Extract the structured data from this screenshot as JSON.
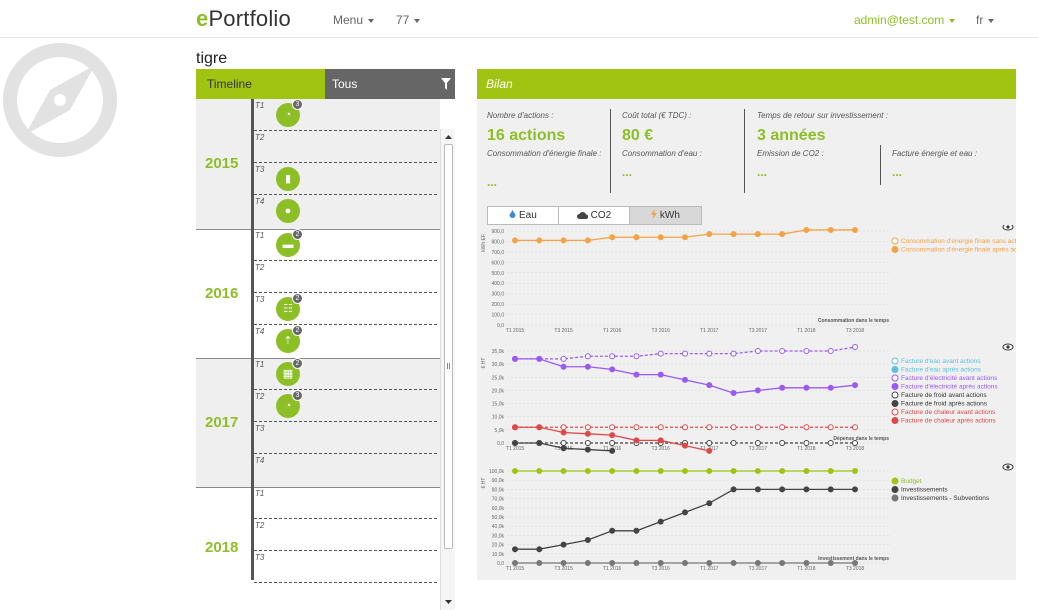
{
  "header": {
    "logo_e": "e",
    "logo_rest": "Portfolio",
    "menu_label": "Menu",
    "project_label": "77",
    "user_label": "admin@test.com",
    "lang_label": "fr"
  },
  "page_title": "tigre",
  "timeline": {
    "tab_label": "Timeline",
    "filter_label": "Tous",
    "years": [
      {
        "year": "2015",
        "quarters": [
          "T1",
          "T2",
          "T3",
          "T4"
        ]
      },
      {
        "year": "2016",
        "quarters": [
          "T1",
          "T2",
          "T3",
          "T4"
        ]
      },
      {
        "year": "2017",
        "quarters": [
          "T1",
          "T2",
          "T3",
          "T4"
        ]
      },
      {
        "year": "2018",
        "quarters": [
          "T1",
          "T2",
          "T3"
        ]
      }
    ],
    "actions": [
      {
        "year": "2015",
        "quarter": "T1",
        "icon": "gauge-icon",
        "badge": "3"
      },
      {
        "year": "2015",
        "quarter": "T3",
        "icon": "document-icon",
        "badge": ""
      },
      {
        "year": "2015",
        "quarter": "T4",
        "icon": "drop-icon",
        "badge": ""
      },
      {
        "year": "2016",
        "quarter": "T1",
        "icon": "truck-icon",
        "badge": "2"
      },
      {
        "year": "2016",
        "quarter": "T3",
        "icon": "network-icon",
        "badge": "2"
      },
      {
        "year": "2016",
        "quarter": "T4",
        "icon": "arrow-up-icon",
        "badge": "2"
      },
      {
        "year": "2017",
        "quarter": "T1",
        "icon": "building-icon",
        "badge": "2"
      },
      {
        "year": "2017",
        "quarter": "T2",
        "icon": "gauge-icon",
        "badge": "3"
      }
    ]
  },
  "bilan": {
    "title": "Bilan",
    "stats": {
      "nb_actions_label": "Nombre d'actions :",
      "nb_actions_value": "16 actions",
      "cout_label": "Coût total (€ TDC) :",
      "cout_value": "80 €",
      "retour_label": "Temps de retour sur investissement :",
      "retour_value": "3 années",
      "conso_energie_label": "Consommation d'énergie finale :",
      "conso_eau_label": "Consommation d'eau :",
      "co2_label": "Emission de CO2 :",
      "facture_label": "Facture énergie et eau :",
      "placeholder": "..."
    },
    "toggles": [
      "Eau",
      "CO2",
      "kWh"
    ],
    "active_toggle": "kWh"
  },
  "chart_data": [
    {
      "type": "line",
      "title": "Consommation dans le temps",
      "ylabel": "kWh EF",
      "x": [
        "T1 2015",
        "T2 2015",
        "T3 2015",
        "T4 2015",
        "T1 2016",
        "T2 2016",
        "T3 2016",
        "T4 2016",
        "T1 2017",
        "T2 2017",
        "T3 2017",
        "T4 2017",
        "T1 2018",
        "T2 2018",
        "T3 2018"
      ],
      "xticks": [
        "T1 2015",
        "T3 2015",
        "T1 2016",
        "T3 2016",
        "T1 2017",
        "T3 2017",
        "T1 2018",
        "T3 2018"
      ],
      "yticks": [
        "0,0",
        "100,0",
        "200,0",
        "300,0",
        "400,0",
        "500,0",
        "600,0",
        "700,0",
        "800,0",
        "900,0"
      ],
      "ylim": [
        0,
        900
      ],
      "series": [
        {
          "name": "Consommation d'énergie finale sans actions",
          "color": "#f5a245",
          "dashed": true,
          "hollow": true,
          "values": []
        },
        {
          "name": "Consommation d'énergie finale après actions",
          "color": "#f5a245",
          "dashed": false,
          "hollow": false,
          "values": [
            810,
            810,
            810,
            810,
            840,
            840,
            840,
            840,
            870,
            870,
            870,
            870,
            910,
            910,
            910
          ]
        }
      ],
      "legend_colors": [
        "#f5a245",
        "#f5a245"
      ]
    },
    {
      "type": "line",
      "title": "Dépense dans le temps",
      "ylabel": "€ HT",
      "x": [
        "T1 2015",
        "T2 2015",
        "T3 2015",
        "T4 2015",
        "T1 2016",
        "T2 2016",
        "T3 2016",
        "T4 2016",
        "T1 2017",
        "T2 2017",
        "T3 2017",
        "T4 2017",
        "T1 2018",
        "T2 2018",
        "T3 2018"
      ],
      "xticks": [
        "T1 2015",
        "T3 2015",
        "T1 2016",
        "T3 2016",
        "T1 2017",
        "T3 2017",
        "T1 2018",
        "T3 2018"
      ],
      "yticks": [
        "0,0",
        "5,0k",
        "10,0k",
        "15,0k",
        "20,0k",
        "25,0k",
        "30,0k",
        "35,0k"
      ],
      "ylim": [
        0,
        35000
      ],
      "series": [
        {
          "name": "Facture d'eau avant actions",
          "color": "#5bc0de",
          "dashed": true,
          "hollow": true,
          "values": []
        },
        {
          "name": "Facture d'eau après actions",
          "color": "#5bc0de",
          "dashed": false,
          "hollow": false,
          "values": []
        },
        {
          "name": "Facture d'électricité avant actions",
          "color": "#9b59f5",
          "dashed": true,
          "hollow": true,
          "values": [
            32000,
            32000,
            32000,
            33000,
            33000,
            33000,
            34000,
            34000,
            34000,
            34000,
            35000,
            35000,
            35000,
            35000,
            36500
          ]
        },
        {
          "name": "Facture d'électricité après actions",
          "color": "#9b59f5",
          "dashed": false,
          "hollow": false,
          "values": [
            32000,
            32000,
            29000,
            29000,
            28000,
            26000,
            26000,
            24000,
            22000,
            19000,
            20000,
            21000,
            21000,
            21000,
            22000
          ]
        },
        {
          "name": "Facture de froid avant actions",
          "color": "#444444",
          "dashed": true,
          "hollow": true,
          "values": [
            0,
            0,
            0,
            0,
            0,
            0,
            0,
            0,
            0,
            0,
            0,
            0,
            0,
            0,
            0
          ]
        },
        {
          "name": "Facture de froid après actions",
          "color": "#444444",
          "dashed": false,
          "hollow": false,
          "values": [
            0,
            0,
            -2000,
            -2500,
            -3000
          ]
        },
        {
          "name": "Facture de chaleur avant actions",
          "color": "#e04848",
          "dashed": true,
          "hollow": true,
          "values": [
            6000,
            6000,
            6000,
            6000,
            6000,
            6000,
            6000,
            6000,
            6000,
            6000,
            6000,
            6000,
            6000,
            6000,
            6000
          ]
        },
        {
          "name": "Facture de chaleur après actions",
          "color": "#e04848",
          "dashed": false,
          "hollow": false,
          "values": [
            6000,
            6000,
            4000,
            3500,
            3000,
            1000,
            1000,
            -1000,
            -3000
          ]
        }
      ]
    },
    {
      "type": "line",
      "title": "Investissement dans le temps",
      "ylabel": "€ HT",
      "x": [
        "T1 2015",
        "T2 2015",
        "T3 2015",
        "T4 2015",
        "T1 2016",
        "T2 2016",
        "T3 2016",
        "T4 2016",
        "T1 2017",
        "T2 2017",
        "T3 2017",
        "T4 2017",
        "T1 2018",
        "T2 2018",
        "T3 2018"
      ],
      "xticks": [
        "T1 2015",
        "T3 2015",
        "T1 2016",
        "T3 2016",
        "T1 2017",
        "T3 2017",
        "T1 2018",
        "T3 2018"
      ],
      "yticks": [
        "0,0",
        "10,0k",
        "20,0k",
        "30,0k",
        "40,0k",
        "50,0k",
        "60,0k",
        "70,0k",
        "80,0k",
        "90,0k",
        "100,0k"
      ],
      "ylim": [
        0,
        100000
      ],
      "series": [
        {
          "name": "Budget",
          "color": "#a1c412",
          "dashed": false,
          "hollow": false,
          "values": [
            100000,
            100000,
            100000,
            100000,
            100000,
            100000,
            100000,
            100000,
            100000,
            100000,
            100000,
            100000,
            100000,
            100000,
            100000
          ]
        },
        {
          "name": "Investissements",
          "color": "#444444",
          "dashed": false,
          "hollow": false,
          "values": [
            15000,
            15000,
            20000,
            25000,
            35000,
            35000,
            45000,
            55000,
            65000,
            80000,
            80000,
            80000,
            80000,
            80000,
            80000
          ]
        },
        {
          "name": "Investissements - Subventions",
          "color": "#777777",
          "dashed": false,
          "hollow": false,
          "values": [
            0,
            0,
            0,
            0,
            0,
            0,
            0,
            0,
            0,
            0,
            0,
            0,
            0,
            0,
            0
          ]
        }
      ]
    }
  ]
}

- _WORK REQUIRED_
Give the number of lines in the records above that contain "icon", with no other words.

- _REPLY_
8